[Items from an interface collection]
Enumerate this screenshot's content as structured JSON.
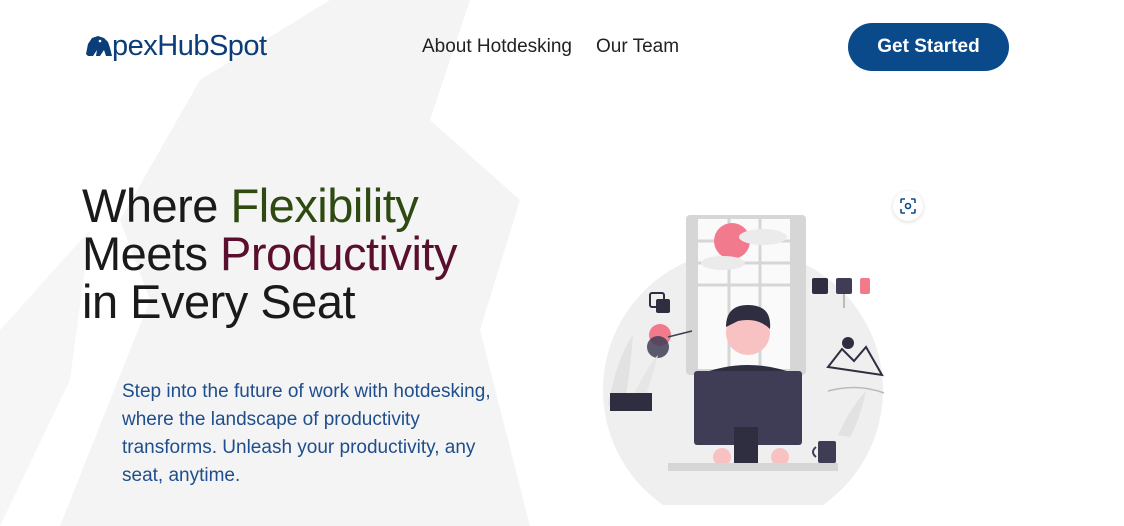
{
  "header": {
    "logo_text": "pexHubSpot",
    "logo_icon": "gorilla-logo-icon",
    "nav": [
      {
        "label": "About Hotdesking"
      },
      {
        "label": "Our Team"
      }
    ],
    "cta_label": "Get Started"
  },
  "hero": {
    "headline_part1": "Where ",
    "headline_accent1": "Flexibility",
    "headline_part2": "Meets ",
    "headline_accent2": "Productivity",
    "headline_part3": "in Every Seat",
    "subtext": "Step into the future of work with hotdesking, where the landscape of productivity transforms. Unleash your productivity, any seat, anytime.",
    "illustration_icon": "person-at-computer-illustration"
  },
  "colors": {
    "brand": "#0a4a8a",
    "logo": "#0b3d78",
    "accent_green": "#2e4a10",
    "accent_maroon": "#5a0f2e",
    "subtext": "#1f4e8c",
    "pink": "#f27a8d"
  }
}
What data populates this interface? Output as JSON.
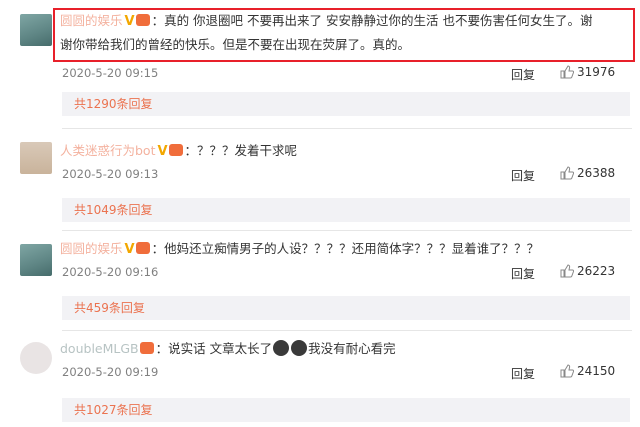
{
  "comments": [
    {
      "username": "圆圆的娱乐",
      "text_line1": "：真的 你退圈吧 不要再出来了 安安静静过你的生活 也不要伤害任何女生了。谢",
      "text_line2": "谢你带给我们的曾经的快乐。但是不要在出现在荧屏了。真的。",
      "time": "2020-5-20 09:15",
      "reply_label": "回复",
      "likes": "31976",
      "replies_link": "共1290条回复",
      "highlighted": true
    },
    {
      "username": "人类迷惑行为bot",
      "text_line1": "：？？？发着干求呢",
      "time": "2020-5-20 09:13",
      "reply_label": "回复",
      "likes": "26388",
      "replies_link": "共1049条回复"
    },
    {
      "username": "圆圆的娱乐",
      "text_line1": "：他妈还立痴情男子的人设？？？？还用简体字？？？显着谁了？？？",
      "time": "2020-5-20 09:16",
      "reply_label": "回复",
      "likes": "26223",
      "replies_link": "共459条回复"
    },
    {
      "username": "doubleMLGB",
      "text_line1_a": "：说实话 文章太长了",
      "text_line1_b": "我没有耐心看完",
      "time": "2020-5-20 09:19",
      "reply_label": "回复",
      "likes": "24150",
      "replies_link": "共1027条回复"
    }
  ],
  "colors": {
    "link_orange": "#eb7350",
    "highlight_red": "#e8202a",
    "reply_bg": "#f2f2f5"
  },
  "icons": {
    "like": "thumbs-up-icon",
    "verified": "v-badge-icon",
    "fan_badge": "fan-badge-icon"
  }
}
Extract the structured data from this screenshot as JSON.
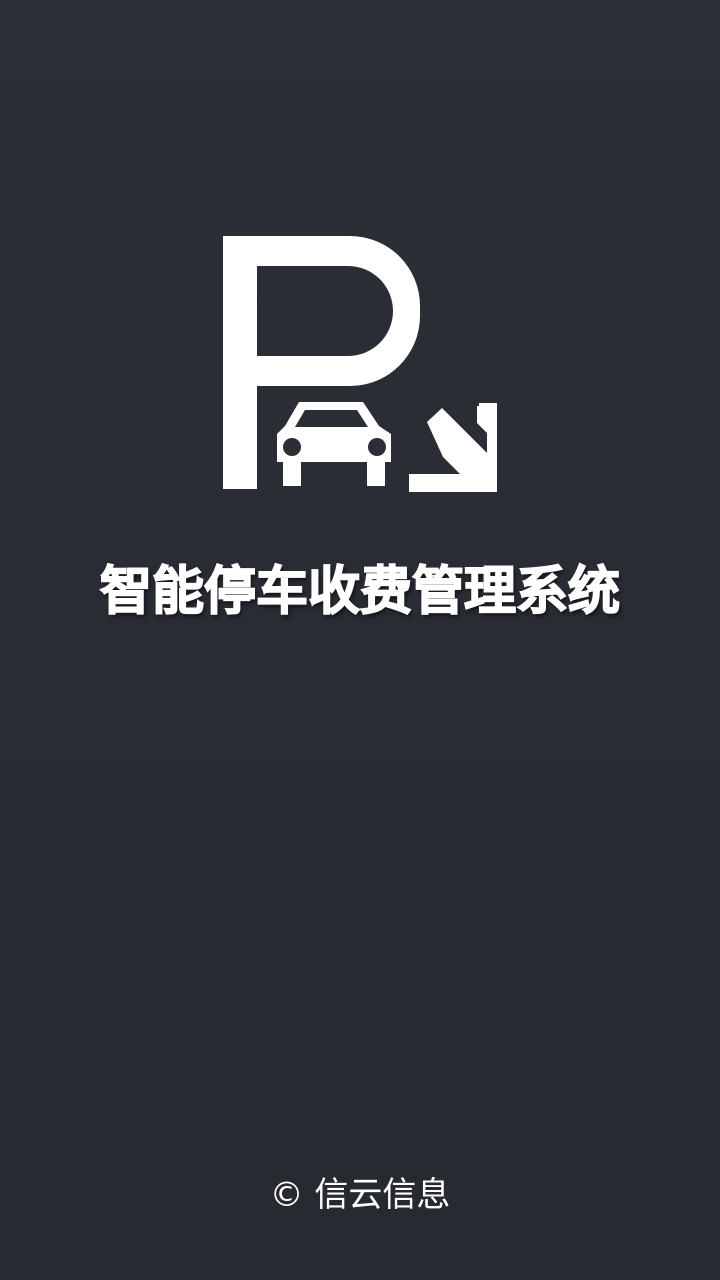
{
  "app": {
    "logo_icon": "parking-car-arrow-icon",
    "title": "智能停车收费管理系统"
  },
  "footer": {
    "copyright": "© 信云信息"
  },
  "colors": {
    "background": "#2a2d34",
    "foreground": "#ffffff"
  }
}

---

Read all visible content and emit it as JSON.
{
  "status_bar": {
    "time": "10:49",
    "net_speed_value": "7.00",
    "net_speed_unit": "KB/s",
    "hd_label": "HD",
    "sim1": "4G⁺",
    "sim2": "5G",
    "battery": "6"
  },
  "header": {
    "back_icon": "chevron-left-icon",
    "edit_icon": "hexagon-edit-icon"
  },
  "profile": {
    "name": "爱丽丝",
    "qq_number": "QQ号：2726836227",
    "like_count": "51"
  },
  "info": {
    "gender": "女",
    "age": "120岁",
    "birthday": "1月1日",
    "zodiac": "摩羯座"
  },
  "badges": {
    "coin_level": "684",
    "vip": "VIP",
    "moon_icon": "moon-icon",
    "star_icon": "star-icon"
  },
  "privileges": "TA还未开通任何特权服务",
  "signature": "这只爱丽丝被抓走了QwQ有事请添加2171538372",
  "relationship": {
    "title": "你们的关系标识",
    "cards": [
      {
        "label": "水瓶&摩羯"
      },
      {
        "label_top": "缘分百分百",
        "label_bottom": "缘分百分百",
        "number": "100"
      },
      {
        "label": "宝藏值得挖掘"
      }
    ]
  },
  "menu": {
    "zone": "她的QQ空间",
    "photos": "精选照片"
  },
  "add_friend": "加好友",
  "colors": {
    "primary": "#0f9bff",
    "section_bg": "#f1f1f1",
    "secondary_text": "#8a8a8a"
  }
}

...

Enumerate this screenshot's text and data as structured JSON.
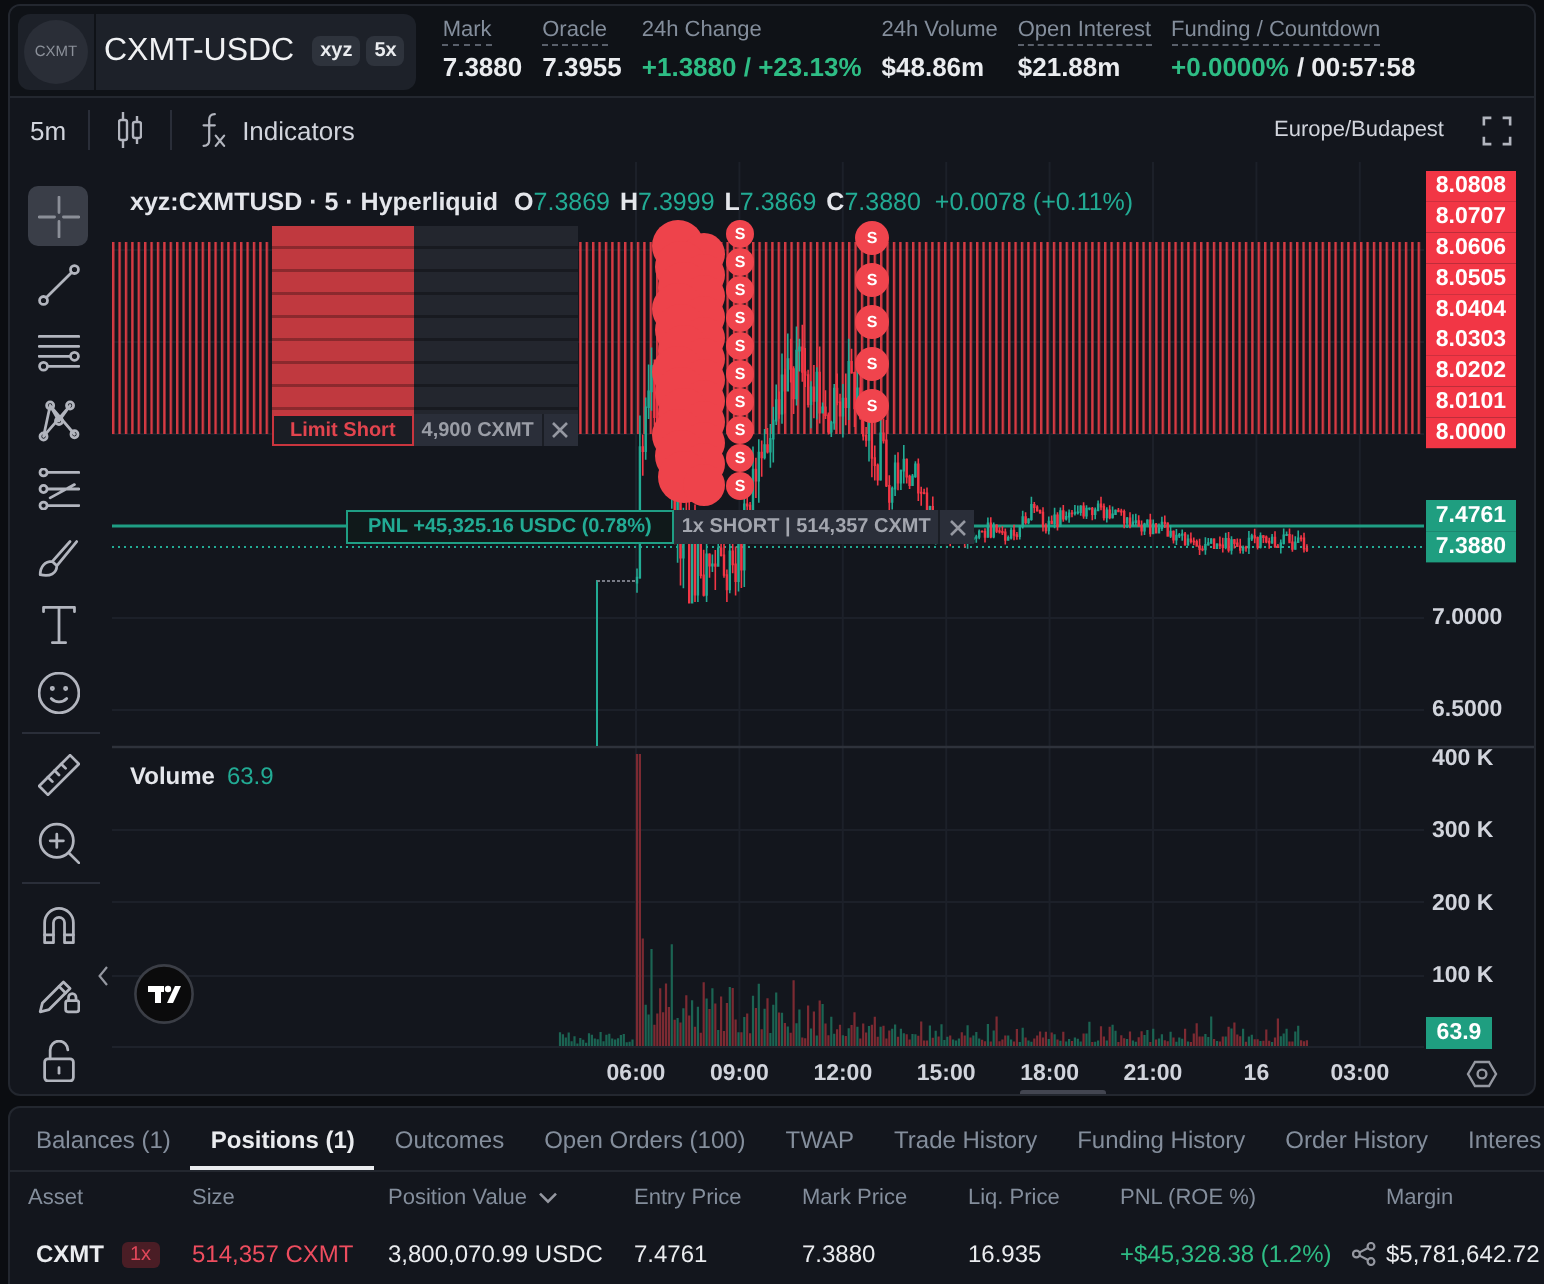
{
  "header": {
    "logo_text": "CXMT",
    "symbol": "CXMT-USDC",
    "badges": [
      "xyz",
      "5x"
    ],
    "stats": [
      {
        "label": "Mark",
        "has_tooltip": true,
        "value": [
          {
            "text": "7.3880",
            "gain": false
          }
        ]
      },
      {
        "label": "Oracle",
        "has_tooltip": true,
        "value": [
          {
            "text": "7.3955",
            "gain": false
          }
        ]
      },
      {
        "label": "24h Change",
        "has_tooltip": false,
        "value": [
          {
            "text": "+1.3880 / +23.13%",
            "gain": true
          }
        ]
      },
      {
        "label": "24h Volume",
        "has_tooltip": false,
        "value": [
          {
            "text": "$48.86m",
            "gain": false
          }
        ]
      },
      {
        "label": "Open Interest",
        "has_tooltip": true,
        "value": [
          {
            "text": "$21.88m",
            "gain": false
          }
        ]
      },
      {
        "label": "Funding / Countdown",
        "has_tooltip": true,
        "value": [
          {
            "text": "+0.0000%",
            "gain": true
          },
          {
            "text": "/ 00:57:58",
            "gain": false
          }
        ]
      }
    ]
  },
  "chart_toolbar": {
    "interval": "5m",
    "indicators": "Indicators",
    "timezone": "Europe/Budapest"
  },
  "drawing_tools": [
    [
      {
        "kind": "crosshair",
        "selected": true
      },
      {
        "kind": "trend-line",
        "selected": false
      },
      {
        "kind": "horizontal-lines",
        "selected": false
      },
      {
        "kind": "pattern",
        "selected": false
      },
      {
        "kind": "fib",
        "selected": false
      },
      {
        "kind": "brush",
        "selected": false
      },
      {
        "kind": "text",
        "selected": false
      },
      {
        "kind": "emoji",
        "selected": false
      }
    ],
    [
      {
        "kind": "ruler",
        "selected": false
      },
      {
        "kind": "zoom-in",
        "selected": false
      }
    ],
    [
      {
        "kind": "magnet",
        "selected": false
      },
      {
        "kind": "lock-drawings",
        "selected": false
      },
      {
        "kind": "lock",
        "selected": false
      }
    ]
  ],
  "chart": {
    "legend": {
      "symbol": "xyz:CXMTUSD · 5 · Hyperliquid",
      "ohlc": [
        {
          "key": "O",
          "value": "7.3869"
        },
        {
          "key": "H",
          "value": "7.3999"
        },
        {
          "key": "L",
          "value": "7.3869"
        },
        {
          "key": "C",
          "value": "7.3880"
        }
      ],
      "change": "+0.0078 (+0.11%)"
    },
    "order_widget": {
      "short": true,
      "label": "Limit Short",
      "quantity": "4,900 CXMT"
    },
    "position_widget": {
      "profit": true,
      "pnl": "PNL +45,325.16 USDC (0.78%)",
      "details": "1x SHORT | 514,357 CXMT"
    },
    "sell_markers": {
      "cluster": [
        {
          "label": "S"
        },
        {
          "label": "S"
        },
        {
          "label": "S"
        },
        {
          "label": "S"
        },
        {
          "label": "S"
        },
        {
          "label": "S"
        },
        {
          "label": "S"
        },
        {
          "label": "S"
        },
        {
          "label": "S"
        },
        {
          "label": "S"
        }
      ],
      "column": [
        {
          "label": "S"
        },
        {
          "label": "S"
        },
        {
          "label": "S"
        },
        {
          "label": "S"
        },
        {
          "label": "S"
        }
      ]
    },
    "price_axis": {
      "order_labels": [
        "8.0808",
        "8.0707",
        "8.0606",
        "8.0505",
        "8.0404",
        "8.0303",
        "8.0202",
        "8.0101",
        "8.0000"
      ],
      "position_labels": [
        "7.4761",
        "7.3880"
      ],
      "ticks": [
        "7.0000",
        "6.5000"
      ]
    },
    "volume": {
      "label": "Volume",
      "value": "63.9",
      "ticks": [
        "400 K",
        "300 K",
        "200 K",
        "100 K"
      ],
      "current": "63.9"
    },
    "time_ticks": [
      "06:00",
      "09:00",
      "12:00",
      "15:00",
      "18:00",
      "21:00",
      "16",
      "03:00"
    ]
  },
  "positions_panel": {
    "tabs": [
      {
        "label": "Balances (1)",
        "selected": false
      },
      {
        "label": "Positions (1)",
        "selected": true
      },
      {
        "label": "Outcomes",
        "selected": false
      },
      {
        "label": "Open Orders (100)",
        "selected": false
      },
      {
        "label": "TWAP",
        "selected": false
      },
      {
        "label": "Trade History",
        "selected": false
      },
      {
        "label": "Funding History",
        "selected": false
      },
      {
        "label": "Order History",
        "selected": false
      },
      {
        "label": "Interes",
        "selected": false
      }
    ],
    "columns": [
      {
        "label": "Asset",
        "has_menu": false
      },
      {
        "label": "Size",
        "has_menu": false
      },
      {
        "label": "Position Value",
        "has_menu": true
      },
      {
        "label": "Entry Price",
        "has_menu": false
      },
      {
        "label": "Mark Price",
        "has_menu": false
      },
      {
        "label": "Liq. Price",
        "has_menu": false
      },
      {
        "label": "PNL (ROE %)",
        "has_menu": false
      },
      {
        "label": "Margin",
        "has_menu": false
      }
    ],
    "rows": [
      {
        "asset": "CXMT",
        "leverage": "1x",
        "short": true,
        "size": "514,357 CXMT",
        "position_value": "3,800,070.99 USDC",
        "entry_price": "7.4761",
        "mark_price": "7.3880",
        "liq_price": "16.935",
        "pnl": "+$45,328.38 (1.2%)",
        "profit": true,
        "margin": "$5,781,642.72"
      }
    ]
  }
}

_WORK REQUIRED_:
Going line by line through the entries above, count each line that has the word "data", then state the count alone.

_SOLVED EXERCISE_:
3